hJmin dat. pro. "[open the door] for us" - open [to us]. Dative of interest, advantage, "open for us."


As a kingdom parable this verse serves as the punch-line, although for Matthew, the point he wants to emphasize comes in the attached saying, v13.

de "but" - but/and. Often translated here as an adversative, but primarily indicating a step in the story line. The girls asked to come in but the groom refuses to let them in. Some commentators, who identify Christ with the bridegroom, try to explain why he would be so mean, but of course, the parable is not an allegory!!!!

apokriqeiV (apokrinomai) aor. pas. part. "he replied" - he answering [said]. Attendant circumstance participle expressing action accompanying the verb "said", redundant / pleonastic, again a Semitic construction.

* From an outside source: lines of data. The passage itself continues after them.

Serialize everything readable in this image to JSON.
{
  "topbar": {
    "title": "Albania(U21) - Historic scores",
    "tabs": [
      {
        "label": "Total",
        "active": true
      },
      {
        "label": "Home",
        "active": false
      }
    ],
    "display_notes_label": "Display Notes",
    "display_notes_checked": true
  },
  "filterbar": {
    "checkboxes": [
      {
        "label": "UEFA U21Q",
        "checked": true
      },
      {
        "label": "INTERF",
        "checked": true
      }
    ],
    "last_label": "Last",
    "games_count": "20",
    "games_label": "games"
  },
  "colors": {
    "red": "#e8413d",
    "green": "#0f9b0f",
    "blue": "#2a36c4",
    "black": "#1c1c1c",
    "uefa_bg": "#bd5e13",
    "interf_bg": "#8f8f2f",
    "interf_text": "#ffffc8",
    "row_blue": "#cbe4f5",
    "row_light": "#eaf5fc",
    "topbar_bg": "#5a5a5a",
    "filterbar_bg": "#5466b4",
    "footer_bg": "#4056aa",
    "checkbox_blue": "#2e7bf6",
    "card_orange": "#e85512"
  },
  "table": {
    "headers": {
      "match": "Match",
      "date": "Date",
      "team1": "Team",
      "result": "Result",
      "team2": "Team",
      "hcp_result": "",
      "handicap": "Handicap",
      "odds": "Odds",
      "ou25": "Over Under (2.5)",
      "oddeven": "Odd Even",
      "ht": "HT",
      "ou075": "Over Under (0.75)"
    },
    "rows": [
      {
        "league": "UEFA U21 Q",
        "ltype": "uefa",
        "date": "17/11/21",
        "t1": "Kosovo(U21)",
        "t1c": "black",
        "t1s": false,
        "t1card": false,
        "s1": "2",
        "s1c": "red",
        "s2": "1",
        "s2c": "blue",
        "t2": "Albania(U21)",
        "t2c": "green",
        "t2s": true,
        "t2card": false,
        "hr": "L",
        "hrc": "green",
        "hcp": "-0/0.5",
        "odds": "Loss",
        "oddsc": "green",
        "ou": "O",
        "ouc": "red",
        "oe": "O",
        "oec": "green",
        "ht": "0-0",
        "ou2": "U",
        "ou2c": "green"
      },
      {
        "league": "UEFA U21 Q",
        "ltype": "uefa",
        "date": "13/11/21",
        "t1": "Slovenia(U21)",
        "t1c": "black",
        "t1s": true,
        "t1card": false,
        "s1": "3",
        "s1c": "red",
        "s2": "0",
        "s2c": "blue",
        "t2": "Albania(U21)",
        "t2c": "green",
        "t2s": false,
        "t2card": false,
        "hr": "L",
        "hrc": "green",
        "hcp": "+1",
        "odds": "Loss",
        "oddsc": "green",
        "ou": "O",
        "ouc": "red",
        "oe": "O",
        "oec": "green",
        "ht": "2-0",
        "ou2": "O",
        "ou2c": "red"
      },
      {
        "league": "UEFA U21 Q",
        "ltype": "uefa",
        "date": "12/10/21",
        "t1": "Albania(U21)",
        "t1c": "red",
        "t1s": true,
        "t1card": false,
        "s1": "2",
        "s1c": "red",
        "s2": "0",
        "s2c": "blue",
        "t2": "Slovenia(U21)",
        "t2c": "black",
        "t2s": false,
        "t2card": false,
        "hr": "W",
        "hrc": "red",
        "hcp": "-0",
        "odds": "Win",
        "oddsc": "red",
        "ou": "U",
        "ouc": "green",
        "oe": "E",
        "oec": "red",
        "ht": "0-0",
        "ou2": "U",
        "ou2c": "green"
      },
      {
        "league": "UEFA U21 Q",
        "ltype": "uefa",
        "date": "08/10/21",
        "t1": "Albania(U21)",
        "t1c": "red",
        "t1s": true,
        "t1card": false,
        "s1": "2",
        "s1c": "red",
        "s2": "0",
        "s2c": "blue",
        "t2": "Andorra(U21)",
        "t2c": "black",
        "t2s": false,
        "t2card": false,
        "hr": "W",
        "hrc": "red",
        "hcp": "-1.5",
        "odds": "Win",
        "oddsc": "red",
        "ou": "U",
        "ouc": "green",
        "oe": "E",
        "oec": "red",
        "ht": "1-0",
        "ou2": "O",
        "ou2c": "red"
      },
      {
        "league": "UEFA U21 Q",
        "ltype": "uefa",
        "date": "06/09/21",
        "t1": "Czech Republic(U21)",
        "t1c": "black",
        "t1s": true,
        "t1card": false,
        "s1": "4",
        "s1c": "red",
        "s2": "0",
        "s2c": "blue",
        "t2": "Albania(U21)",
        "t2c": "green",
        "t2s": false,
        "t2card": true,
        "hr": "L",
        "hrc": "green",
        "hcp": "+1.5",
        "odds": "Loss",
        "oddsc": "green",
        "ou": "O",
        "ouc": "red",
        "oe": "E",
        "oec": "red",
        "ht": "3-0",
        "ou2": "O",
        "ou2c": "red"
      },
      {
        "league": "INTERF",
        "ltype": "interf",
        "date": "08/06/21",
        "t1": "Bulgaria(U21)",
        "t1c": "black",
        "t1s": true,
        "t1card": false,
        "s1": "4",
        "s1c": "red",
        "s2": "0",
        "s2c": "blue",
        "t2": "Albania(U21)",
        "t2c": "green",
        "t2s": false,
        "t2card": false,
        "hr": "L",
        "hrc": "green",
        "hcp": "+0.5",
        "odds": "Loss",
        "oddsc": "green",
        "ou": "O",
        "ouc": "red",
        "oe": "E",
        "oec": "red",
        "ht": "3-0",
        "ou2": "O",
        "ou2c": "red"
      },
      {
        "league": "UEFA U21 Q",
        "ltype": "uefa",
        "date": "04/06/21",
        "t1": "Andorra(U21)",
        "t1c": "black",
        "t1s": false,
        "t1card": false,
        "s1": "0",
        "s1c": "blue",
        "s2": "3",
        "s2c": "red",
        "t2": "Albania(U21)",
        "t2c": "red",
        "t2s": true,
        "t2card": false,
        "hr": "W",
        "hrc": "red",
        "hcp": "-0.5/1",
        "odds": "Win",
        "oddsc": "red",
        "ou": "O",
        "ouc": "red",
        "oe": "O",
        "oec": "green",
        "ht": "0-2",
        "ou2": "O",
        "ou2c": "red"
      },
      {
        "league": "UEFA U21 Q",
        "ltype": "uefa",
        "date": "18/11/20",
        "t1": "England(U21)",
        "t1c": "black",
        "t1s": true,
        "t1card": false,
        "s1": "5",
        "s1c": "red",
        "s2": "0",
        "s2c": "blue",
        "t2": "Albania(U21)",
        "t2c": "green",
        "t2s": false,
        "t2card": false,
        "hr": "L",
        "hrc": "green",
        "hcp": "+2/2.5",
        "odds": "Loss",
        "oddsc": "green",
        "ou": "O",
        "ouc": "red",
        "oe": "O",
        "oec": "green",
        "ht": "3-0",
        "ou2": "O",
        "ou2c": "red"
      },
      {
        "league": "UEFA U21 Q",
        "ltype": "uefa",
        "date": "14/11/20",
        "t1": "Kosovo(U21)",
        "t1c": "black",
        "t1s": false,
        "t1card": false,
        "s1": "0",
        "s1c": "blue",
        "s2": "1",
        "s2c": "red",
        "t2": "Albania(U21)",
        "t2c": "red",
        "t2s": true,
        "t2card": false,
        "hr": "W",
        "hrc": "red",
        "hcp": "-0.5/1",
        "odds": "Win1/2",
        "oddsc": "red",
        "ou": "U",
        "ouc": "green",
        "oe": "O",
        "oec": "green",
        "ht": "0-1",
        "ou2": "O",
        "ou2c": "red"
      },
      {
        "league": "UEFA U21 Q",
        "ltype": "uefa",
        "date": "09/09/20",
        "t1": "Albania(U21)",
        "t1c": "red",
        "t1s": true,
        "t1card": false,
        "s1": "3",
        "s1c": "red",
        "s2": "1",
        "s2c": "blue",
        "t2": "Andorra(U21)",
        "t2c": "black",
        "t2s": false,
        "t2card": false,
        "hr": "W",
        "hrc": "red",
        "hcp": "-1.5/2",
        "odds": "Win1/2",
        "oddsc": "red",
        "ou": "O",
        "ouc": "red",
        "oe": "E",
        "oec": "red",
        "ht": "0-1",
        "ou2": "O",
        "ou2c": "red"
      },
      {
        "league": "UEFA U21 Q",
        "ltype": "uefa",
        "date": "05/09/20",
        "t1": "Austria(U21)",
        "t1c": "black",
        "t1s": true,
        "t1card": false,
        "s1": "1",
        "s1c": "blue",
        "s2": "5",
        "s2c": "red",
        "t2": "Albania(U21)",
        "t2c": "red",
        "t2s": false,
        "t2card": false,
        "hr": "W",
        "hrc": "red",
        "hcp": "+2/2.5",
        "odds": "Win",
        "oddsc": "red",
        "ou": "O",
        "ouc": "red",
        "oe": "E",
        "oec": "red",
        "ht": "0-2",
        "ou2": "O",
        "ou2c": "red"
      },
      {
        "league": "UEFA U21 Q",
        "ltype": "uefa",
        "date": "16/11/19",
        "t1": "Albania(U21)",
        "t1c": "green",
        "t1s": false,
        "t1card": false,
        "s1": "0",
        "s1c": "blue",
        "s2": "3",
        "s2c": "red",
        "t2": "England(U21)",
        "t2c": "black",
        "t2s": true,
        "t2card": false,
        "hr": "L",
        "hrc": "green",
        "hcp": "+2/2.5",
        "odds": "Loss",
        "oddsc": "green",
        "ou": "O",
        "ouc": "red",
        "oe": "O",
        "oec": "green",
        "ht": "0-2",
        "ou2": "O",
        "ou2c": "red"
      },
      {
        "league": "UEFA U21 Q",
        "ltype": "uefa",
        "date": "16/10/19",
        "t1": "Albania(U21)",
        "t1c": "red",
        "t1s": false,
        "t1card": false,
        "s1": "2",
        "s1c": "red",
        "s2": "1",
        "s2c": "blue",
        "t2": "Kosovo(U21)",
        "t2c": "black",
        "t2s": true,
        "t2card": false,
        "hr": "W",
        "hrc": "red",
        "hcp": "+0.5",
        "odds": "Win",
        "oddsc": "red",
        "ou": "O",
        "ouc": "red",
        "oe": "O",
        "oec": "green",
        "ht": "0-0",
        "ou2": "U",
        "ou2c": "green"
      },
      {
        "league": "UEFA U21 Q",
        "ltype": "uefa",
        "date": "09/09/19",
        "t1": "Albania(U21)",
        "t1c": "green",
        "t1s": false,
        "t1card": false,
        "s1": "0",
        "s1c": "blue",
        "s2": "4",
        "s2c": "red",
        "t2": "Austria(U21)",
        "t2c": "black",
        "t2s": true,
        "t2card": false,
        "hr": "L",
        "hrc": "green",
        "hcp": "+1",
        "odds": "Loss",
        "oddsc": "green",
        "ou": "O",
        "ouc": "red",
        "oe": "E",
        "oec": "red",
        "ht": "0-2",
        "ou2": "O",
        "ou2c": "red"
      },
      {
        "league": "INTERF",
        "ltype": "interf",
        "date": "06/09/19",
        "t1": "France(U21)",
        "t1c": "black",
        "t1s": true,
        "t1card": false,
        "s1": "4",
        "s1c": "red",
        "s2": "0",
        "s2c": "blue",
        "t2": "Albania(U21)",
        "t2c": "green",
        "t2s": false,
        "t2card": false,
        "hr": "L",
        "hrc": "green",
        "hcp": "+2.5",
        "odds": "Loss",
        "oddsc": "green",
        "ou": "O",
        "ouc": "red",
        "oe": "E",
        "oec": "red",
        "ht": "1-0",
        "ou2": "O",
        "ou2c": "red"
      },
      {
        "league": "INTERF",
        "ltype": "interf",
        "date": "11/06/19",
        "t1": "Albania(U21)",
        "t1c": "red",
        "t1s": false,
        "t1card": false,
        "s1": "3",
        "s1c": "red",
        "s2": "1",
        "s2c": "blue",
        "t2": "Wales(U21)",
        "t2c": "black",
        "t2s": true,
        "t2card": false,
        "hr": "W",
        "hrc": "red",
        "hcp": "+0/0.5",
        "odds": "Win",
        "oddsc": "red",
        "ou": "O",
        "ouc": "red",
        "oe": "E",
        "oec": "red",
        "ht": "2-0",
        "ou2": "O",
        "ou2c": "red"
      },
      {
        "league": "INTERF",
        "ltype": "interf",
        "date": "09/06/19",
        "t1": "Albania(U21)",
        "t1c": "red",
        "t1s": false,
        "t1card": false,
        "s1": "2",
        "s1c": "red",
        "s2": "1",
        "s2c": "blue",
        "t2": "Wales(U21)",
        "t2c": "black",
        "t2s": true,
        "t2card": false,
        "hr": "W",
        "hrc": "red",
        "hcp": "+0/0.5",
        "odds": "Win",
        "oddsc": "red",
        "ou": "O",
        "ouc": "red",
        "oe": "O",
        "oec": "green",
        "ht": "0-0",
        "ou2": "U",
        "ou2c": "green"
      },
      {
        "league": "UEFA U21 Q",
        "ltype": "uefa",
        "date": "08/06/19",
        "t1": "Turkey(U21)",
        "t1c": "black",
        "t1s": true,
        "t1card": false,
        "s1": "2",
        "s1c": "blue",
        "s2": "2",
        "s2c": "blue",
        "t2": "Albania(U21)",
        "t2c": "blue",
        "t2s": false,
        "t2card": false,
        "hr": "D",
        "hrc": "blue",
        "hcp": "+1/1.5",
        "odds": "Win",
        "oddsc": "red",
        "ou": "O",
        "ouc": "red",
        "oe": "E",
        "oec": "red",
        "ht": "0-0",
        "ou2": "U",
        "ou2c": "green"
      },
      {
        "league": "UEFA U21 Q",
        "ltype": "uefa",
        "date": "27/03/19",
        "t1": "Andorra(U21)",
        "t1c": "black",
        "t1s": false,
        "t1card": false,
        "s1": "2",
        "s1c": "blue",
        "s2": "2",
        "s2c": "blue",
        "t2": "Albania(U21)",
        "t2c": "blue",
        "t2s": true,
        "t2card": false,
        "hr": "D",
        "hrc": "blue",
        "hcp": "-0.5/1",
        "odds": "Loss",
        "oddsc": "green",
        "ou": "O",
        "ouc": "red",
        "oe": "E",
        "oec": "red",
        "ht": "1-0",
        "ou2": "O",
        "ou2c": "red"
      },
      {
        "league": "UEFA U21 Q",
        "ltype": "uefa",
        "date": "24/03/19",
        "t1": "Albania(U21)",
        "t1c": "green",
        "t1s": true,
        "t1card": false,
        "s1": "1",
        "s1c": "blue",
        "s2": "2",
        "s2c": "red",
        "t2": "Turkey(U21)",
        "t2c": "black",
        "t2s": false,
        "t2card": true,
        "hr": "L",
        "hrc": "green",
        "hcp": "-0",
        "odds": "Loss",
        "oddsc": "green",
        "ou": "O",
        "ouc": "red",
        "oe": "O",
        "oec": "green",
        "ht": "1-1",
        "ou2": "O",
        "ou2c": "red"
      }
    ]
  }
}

amhn legw uJmin "I tell you the truth" - truly i say to you. A phrase which serves to underline the following statement, "I do not know you."

ouk oida uJmaV "I don't know you" - An Aramaic turn of phrase which takes the sense "I will have nothing to do with you", Fenton.


ii] The application of the parable - keep watching to your faith, v13. This saying of Jesus is repeated from 24:42. In verses 36-41 we learn that the coming of the Son of Man is unexpected, as was God's coming in judgment during the days of Noah, and so consequently many will be caught out; grhgoreite oun, "therefore be on guard." The Noah illustration serves to define the intended sense of this imperative. Noah and his family rested in faith on God's word, acted upon that word, and thus were saved through the flood. So, when the kingdom parable of the bridesmaids is applied to believers, the exhortation is simple, keep watching to your faith and you won't find yourself locked out of the heavenly banquet

oun "therefore" - for. Drawing a logical conclusion / inferential.

grhgoreite (grhgorew) imp. "keep watch" - be on the alert, on guard, awake. Literally meaning "be awake", "keep/stay awake", with a figurative meaning at times expressing vigilance, being alert, ready, and thus often treated here to mean "be prepared." The verb is used at 24:42, 43, the application of the illustration concerning being caught unawares, 24:36-41. As the watchman keeps watch, is vigilant, so that he is not caught out, so must we keep watch. Some commentators make the point that it can't be "keep watch" as all the girls went to sleep, but of course, the exhortation is for the reader. In fact, France and others argue that not only is v13 an editorial comment by Matthew, it is not a very good one, it misses the point. This is a rather brave comment since surely the point Matthew wants to make is God's word to us. So, let us keep watch to our faith, don't let it slip, for the day of judgment comes like a thief in the night, at a time when we least expect it.

oJti "because" - Introducing a causal clause explaining why a disciple should "keep watch"

ouk .... oude "[you do] not [know the day] or [the hour]" - [you] neither [know the day] nor [the hour]. A negated coordinative construction. Matthew again repeats this eschatological saying, cf., 24:36, 38, 44, 50. When it comes to the "not yet" of kingdom timing, only God knows the moment of fulfillment. And of course, unless the Lord comes in our lifetime, that moment will be the moment of our death. "You don't know the day or the time when all this will happen", CEV.


Matthew Introduction


TekniaGreek font download


[Pumpkin Cottage]